Do not include the pictures; repeat the rest of the data exactly.

####################

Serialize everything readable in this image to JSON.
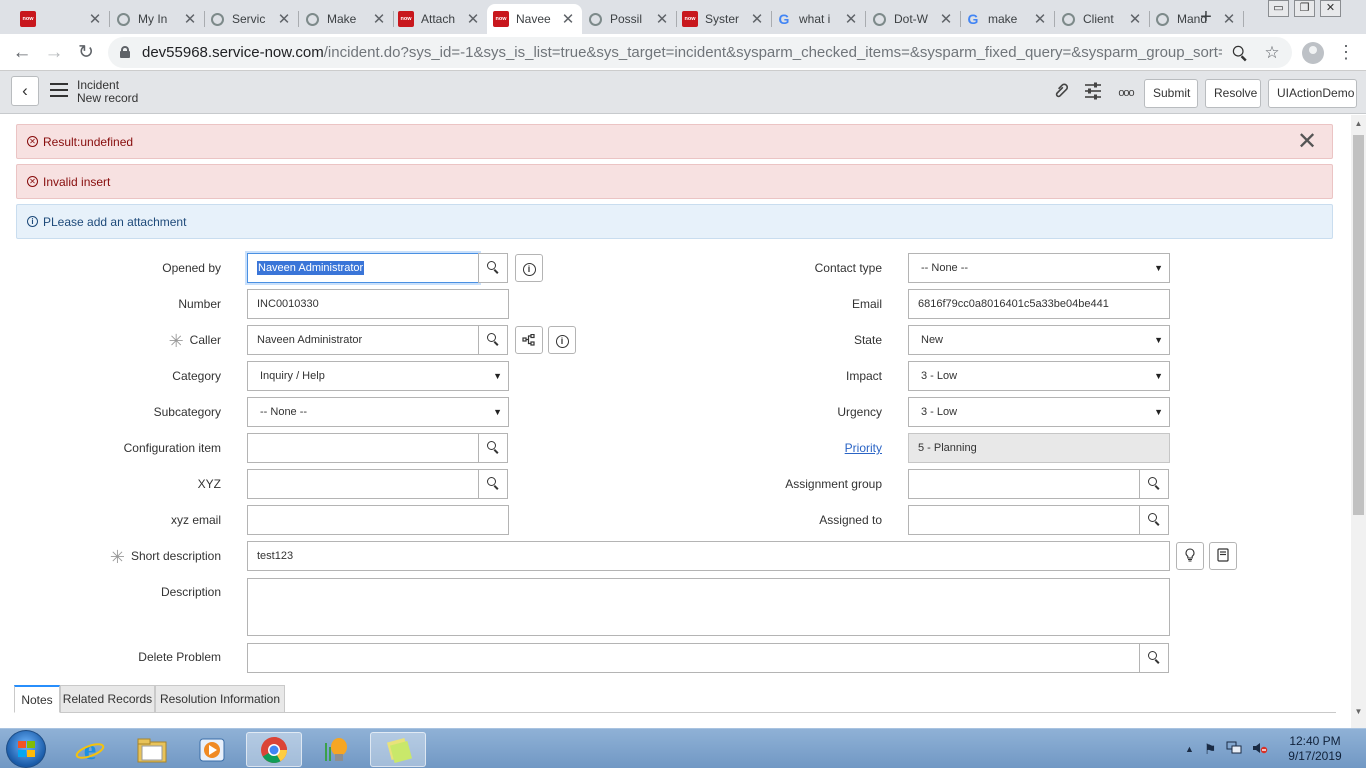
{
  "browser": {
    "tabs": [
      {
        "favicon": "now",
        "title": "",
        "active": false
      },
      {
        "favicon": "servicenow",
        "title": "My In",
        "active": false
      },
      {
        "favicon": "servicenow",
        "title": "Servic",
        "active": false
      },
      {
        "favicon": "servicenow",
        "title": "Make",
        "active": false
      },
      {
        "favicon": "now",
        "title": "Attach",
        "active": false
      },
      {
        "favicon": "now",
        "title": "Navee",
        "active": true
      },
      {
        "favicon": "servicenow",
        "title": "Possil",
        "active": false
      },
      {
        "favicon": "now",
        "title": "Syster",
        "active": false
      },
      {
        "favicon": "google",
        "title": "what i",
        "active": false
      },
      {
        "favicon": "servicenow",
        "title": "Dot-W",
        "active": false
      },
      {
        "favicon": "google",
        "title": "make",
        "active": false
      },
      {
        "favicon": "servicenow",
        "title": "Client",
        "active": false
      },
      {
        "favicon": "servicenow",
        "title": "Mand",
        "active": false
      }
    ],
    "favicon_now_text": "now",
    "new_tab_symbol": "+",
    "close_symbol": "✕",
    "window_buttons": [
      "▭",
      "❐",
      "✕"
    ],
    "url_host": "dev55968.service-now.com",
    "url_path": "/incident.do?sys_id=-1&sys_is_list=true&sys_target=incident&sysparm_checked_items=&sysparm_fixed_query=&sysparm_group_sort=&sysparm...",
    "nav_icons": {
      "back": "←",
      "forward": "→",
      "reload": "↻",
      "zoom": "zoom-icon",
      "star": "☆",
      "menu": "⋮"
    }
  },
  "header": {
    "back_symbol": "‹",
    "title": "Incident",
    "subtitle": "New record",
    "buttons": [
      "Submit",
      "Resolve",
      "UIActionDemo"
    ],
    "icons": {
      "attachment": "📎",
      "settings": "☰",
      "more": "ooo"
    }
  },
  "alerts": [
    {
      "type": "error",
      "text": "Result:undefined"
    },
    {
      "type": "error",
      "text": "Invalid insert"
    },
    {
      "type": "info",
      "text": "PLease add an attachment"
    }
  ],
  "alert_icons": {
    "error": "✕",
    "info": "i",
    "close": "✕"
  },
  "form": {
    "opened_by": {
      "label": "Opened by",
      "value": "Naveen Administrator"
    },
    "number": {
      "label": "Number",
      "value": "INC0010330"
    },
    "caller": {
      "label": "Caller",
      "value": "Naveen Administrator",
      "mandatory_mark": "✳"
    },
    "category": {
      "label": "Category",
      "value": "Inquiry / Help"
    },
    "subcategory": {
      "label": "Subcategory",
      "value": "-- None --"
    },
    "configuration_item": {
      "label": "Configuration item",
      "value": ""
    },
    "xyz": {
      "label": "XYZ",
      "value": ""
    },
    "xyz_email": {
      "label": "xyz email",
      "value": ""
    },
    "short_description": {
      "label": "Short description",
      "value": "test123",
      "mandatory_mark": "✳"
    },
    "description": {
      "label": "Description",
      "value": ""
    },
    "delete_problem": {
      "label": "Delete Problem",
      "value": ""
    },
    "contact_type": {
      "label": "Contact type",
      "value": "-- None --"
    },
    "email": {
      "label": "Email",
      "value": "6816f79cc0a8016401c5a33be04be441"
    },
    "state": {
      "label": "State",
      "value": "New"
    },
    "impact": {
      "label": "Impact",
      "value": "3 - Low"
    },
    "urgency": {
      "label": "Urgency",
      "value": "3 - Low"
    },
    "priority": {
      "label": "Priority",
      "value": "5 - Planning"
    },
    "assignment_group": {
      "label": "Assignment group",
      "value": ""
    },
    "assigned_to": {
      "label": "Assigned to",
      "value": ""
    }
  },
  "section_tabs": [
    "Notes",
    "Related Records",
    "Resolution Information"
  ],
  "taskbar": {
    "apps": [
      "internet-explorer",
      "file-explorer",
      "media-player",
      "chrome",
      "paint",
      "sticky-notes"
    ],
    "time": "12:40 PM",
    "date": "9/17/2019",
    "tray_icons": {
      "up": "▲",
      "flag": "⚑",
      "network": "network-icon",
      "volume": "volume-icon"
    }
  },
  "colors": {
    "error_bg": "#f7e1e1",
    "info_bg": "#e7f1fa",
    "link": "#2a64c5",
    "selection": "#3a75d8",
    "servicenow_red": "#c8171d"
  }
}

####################

_YOUR RESPONSE_:
Serialize everything readable in this image to JSON.
{
  "browser": {
    "tabs": [
      {
        "favicon": "now",
        "title": "",
        "active": false
      },
      {
        "favicon": "servicenow",
        "title": "My In",
        "active": false
      },
      {
        "favicon": "servicenow",
        "title": "Servic",
        "active": false
      },
      {
        "favicon": "servicenow",
        "title": "Make",
        "active": false
      },
      {
        "favicon": "now",
        "title": "Attach",
        "active": false
      },
      {
        "favicon": "now",
        "title": "Navee",
        "active": true
      },
      {
        "favicon": "servicenow",
        "title": "Possil",
        "active": false
      },
      {
        "favicon": "now",
        "title": "Syster",
        "active": false
      },
      {
        "favicon": "google",
        "title": "what i",
        "active": false
      },
      {
        "favicon": "servicenow",
        "title": "Dot-W",
        "active": false
      },
      {
        "favicon": "google",
        "title": "make",
        "active": false
      },
      {
        "favicon": "servicenow",
        "title": "Client",
        "active": false
      },
      {
        "favicon": "servicenow",
        "title": "Mand",
        "active": false
      }
    ],
    "favicon_now_text": "now",
    "new_tab_symbol": "+",
    "close_symbol": "✕",
    "window_buttons": [
      "▭",
      "❐",
      "✕"
    ],
    "url_host": "dev55968.service-now.com",
    "url_path": "/incident.do?sys_id=-1&sys_is_list=true&sys_target=incident&sysparm_checked_items=&sysparm_fixed_query=&sysparm_group_sort=&sysparm...",
    "nav_icons": {
      "back": "←",
      "forward": "→",
      "reload": "↻",
      "zoom": "zoom-icon",
      "star": "☆",
      "menu": "⋮"
    }
  },
  "header": {
    "back_symbol": "‹",
    "title": "Incident",
    "subtitle": "New record",
    "buttons": [
      "Submit",
      "Resolve",
      "UIActionDemo"
    ],
    "icons": {
      "attachment": "📎",
      "settings": "☰",
      "more": "ooo"
    }
  },
  "alerts": [
    {
      "type": "error",
      "text": "Result:undefined"
    },
    {
      "type": "error",
      "text": "Invalid insert"
    },
    {
      "type": "info",
      "text": "PLease add an attachment"
    }
  ],
  "alert_icons": {
    "error": "✕",
    "info": "i",
    "close": "✕"
  },
  "form": {
    "opened_by": {
      "label": "Opened by",
      "value": "Naveen Administrator"
    },
    "number": {
      "label": "Number",
      "value": "INC0010330"
    },
    "caller": {
      "label": "Caller",
      "value": "Naveen Administrator",
      "mandatory_mark": "✳"
    },
    "category": {
      "label": "Category",
      "value": "Inquiry / Help"
    },
    "subcategory": {
      "label": "Subcategory",
      "value": "-- None --"
    },
    "configuration_item": {
      "label": "Configuration item",
      "value": ""
    },
    "xyz": {
      "label": "XYZ",
      "value": ""
    },
    "xyz_email": {
      "label": "xyz email",
      "value": ""
    },
    "short_description": {
      "label": "Short description",
      "value": "test123",
      "mandatory_mark": "✳"
    },
    "description": {
      "label": "Description",
      "value": ""
    },
    "delete_problem": {
      "label": "Delete Problem",
      "value": ""
    },
    "contact_type": {
      "label": "Contact type",
      "value": "-- None --"
    },
    "email": {
      "label": "Email",
      "value": "6816f79cc0a8016401c5a33be04be441"
    },
    "state": {
      "label": "State",
      "value": "New"
    },
    "impact": {
      "label": "Impact",
      "value": "3 - Low"
    },
    "urgency": {
      "label": "Urgency",
      "value": "3 - Low"
    },
    "priority": {
      "label": "Priority",
      "value": "5 - Planning"
    },
    "assignment_group": {
      "label": "Assignment group",
      "value": ""
    },
    "assigned_to": {
      "label": "Assigned to",
      "value": ""
    }
  },
  "section_tabs": [
    "Notes",
    "Related Records",
    "Resolution Information"
  ],
  "taskbar": {
    "apps": [
      "internet-explorer",
      "file-explorer",
      "media-player",
      "chrome",
      "paint",
      "sticky-notes"
    ],
    "time": "12:40 PM",
    "date": "9/17/2019",
    "tray_icons": {
      "up": "▲",
      "flag": "⚑",
      "network": "network-icon",
      "volume": "volume-icon"
    }
  },
  "colors": {
    "error_bg": "#f7e1e1",
    "info_bg": "#e7f1fa",
    "link": "#2a64c5",
    "selection": "#3a75d8",
    "servicenow_red": "#c8171d"
  }
}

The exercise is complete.